the main system/kernel, and as such, it shall be
considered part of the hardware.

/me still wonders why vendors choose to save these
few eurocents worth of Flash-EPROM where such firm-
ware is ordinarily stored, just to go through all
this hassle…

Reply Score: 2

hyriand Member since:
2006-04-03

/OT: That's to make it easier for manufacturers to provide updated firmware by releasing a new driver version.

Flashing the eprom every time the driver loads or when it's updated is tedious and error prone.

Reply Parent Score: 2

RE: Not really blobs, just BLOBs
by timl on Sat 10th Jan 2009 13:49 in reply to "Not really blobs, just BLOBs"
timl Member since:
2005-12-06

Firmware runs directly on
peripheral hardware and has no chance to access
the main system/kernel, and as such, it shall be
considered part of the hardware.

While I agree that by and large firmware should be considered as part of the hardware, I'm not convinced firmware cannot access the main system. If I understand correctly, Bus Master DMA is a feature of PCI (and newer) buses that allow devices to directly access main memory on their own accord. A buggy or malicious firmware in the device could theoretically overwrite kernel code, and so crash or hack the system.

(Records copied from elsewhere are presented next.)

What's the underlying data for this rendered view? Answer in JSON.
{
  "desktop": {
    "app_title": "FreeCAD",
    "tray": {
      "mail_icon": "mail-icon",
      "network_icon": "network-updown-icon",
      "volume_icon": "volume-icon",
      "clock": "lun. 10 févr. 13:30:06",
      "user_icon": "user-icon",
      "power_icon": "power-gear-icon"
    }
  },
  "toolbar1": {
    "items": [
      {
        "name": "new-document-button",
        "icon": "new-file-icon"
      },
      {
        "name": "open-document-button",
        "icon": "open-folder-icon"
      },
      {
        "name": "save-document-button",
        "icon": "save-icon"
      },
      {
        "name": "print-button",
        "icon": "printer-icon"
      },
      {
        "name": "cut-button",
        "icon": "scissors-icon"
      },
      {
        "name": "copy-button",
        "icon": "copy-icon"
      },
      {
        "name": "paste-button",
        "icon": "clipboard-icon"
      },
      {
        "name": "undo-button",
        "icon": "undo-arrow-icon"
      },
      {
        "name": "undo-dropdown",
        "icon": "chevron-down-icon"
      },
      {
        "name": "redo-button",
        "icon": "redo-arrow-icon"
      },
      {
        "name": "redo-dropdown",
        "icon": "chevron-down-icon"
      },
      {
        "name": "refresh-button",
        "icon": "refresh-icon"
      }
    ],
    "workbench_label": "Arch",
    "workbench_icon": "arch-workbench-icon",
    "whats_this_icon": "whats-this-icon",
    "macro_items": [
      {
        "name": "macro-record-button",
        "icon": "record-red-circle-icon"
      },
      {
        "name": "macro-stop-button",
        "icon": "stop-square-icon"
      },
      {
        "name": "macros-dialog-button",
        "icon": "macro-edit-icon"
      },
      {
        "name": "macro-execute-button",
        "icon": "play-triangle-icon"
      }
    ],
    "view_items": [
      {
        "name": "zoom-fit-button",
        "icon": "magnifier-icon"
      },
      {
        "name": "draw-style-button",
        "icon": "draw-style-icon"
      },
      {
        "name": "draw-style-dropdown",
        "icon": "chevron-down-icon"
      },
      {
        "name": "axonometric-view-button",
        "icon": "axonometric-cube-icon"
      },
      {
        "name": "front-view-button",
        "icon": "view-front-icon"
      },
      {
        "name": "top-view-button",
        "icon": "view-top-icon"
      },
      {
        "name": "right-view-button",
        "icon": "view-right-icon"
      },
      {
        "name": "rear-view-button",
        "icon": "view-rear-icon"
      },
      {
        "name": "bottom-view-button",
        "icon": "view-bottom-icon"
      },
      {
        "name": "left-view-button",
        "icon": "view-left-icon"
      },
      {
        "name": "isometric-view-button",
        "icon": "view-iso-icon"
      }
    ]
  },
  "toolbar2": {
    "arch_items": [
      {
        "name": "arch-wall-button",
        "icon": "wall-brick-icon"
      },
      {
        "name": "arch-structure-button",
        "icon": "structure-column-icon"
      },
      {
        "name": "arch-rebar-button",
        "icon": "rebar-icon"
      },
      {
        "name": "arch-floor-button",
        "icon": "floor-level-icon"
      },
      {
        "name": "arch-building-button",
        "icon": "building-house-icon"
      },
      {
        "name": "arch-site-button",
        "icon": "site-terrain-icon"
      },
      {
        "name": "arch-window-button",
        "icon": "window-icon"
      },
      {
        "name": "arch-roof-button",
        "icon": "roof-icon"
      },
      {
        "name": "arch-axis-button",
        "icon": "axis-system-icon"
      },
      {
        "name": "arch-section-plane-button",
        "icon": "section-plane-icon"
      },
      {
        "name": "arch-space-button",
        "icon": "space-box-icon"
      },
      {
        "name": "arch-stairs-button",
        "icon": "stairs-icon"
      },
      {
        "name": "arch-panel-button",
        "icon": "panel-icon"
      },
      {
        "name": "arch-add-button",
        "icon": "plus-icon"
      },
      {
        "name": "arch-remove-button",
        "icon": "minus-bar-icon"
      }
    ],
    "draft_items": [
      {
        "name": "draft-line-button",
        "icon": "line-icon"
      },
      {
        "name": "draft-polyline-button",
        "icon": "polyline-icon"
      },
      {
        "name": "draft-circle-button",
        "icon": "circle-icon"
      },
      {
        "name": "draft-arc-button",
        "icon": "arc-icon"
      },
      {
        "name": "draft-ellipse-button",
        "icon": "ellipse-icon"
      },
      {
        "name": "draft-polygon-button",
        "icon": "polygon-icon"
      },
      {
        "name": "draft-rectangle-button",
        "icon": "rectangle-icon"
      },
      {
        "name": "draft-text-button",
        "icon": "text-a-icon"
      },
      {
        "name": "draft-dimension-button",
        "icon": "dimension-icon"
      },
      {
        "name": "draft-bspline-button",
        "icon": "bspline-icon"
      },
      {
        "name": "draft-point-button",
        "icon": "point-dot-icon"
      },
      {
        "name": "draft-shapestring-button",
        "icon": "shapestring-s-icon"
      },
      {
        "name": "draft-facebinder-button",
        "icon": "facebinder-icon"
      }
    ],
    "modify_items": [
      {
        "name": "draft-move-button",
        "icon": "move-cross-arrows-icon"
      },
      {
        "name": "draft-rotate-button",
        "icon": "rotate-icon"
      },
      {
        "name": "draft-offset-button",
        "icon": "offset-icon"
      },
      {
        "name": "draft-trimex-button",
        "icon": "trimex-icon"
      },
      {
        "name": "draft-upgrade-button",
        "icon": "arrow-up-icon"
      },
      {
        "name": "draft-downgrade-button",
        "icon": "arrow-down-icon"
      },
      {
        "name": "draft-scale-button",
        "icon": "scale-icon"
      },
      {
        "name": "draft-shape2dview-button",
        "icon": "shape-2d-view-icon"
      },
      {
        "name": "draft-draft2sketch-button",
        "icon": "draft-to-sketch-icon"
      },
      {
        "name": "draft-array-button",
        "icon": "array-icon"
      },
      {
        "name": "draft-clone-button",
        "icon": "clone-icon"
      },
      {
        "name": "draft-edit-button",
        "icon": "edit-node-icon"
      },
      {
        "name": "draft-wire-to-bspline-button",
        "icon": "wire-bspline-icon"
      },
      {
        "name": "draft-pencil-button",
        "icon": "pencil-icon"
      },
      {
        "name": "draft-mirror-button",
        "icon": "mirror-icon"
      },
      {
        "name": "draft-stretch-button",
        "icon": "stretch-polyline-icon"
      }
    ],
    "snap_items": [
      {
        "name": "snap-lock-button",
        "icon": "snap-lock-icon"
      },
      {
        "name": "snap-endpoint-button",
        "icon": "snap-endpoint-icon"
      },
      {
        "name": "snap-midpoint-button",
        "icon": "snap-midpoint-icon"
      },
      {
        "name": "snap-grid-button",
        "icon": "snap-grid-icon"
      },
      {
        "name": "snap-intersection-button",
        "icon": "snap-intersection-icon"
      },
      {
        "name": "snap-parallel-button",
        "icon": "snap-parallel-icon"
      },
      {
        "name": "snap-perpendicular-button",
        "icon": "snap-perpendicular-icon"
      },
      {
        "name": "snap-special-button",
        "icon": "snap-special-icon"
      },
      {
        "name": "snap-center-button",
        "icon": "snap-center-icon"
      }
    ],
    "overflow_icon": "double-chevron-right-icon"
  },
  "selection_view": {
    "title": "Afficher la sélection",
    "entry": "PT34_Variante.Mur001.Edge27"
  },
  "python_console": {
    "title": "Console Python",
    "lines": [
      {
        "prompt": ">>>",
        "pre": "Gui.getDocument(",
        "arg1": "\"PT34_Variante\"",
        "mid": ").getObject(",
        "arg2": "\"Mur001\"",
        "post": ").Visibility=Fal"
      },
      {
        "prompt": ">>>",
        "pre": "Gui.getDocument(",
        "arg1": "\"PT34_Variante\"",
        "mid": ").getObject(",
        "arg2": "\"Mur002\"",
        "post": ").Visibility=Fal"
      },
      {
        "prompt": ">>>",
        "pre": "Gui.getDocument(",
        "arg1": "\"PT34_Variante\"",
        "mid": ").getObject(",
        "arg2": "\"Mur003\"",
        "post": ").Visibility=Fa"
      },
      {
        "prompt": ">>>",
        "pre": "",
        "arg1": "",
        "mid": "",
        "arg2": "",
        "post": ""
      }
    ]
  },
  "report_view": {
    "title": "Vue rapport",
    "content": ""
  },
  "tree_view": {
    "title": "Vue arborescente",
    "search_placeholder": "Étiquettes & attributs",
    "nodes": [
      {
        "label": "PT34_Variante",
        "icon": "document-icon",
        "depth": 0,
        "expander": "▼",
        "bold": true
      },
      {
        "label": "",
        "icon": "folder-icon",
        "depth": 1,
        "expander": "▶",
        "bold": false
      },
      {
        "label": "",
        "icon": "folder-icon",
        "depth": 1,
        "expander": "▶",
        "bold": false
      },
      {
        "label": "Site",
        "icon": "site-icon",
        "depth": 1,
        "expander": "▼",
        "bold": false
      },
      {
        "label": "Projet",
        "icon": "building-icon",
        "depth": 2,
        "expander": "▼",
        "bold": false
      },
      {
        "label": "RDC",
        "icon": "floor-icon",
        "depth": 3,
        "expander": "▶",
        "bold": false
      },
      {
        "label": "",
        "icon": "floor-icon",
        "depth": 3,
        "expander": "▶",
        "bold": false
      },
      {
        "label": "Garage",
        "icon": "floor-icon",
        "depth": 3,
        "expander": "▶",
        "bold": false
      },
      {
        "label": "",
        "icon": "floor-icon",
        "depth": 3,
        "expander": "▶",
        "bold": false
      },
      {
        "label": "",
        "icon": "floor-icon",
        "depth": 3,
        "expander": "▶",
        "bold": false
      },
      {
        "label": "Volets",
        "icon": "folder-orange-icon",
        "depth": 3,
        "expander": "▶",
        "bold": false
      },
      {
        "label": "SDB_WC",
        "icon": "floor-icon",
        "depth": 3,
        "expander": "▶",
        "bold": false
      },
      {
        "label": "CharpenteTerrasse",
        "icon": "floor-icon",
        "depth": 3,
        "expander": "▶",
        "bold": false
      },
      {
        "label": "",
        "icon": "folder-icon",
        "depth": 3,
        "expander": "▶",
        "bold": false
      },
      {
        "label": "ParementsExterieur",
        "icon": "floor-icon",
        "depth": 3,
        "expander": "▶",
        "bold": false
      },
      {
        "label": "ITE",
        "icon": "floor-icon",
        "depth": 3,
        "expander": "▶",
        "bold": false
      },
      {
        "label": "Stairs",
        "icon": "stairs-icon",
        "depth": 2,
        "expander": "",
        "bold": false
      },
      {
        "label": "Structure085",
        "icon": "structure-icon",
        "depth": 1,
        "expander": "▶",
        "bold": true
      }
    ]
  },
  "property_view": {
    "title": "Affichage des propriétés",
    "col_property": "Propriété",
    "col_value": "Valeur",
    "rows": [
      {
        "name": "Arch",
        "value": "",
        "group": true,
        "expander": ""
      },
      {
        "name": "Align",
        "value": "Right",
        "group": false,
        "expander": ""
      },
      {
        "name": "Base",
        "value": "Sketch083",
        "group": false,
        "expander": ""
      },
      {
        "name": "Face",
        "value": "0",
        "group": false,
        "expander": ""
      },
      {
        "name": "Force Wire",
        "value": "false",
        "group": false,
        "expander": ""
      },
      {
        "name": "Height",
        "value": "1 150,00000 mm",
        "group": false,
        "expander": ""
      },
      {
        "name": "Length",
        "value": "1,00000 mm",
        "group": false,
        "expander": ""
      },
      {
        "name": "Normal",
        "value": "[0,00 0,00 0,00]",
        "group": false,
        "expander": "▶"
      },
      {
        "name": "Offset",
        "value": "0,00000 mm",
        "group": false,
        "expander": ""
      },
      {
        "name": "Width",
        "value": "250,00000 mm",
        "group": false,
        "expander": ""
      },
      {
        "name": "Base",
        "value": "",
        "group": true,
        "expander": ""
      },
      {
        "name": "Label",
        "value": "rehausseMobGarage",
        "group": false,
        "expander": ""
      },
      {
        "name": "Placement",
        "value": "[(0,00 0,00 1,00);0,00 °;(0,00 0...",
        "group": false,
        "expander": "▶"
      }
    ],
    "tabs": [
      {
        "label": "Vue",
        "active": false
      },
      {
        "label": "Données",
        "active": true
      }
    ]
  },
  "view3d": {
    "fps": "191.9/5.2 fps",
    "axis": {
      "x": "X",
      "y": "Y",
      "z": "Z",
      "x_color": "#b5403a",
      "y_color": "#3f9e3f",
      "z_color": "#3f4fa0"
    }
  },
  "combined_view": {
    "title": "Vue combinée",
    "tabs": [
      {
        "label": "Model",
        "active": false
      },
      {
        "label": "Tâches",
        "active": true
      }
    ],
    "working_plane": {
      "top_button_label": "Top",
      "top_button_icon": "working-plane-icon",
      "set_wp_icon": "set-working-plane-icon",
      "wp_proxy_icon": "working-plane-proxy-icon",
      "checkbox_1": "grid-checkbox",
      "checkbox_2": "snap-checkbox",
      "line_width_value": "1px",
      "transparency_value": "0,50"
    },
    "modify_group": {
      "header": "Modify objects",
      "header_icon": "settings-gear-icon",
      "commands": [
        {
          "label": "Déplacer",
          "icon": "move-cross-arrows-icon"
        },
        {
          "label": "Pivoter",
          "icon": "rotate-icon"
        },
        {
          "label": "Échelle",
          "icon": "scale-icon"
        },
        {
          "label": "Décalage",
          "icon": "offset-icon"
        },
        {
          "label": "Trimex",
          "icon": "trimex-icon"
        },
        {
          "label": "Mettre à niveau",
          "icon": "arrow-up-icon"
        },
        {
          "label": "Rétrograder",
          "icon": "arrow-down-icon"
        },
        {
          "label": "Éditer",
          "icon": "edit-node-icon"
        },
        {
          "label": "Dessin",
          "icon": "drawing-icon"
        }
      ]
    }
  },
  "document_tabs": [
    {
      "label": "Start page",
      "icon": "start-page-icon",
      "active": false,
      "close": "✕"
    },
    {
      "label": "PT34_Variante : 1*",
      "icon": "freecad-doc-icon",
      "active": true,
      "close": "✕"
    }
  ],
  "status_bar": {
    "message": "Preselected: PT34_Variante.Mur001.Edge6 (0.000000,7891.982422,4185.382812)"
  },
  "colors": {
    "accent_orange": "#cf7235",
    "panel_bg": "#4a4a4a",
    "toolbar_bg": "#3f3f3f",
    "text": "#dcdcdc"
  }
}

While this may not be a huge concern to the average user, I can understand people with big security concerns viewing this as a problem.

For completeness, I think that IOMMUs in modern systems can mitigate or prevent this kind of problem, just like the MMU gave us memory protection between processes. I'm not entirely sure on this though, nor how well the memory *protection* side of IOMMUs is used in current OSes. Anyone care to comment on that?

/me still wonders why vendors choose to save these
few eurocents worth of Flash-EPROM where such firm-
ware is ordinarily stored, just to go through all
this hassle…


1. For big volumes, those few cents really do add up. And it's not only the cost of the chip itself, but also the bigger circuit board and the time required for programming the chip.

2. A firmware update now just becomes a driver update, which for the average user is handled semi-automatically, instead of a more complicated and risky procedure of flashing a chip. Apart from the merits this has in itself (no customers whining they broke their device because the flashing went wrong), you can also get away with releasing initial firmware early on, and therefore having the device on the market earlier. You just patch up the firmware later, like (unfortunately) has become commonplace with other software as well. Especially in the consumer market, being the first to offer a certain device is a huge plus for a manufacturer!

Reply Parent Score: 1